  26. ^ Ayesha Rascoe (February 11, 2017). "Trump and Japan's Abe take a swing at golf diplomacy". Reuters. Retrieved February 13, 2017. 
  27. ^ Liptak, Kevin (2017-02-13). "At Mar-a-Lago, Trump tackles crisis diplomacy at close range". 
  28. ^ Dave Boyer (February 18, 2017). "Trump dubs his Mar-a-Lago resort 'The Southern White House'". The Washington Post. Retrieved February 20, 2017. 
  29. ^ Mason J, Zengerle P (February 20, 2017). "Outspoken general named Trump's top security adviser". Reuters. Retrieved February 20, 2017. 
  30. ^ Dan Narnowitz (February 14, 2017). "AOPA Seeks FAA Meeting on Mar-a-Lago TFRs". AOPA. Retrieved February 20, 2017. 
  31. ^ "TFR List 7/4956 (Plam Beach, FL)". FAA. February 15, 2017. Retrieved February 20, 2017. 
  32. ^ Liberman S (February 24, 2017). "Mar-a-Lago resort — Donald Trump's winter white house — serves the elite in Palm Beach". My San Antonia. Retrieved February 25, 2017. 
  33. ^ Terry Spencer (February 17, 2017). "Small airport businesses to Trump: Your Florida visits hurt". Chicago Tribune. Retrieved February 18, 2017. 
  34. ^ a b Frank, Robert (January 25, 2017). "Mar-a-Lago membership fee doubles to $200,000". CNBC. Retrieved February 13, 2017. The initiation fee for Mar-a-Lago had been $100,000 since 2012, when it was cut from $200,000. People close to the resort said the fee was reduced following a decline in memberships after the Bernie Madoff scandal, which claimed many wealthy Palm Beach victims. 
  35. ^ Jordan, Mary. "Inside Trump's Palm Beach castle and his 30-year fight to win over the locals". The Washington Post. Retrieved November 18, 2016. 
  36. ^ "Donald Trump Personal Financial Disclosure Form 2015" (PDF). 
  37. ^ a b c Nicholas Confessore; Maggie Haberman; Eric Lipton (19 February 2017). "Trump's 'Winter White House': A Peek at the Exclusive Members' List at Mar-a-Lago". The New York Times. pp. A1. Retrieved 20 February 2017. 
  38. ^ "Town cites Trump, but big banner still waves |". Archived from the original on September 29, 2007. Retrieved February 7, 2017. 
  39. ^ "City to Trump: You're Fined!". CNN. Archived from the original on January 21, 2007. Retrieved January 19, 2007. 
  40. ^ "Trump's war with Palm Beach". POLITICO. Retrieved March 10, 2016. 
  41. ^ Journal, Jacqueline Bueno Staff Reporter of The Wall Street (1997-04-30). "Trump's Palm Beach Club Roils the Old Social Order". Wall Street Journal. ISSN 0099-9660. Retrieved 2016-11-30. 
  42. ^ a b c d e Reid, Andy (December 11, 2015). "Trump's Airport Lawsuit Lingers as Presidential Bid Heats Up". South Florida Sun-Sentinel. 
  43. ^ Playford, Adam (July 20, 2010). "Trump Sues to Prevent Runway Expansion". Palm Beach Post. 
  44. ^ Sedensky, Matt (January 13, 2015). "Trump Sues for $100M, Says Air Traffic Targets Him". USA Today. Retrieved February 23, 2015. 
  45. ^ "Mar-a-Lago no-fly zone renders Trump lawsuit moot". 
  46. ^ "President Elect Trump Given Permission to Land Helicopter at Mar-A-Lago Estate". Heliweb. January 2017. 

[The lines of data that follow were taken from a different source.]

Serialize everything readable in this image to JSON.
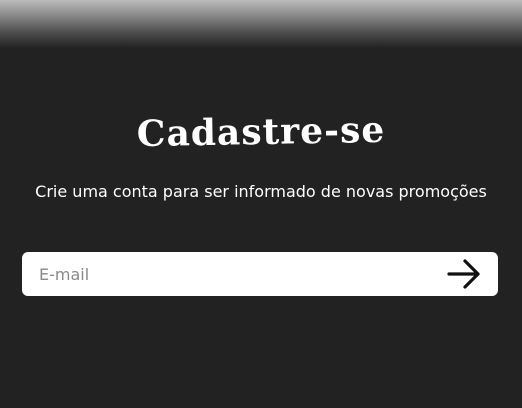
{
  "page": {
    "title": "Cadastre-se",
    "subtitle": "Crie uma conta para ser informado de novas promoções"
  },
  "form": {
    "email_placeholder": "E-mail",
    "email_value": "",
    "submit_icon": "arrow-right-icon"
  },
  "colors": {
    "background": "#222222",
    "text": "#ffffff",
    "input_background": "#ffffff",
    "placeholder": "#8a8a8a",
    "icon": "#111111"
  }
}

Further reading[edit]

  • Florida. DK Eyewitness Travel Guides. 2004. p. 117. 
  • Blair, Gwenda (2000). The Trumps. p. 364. 

External links[edit]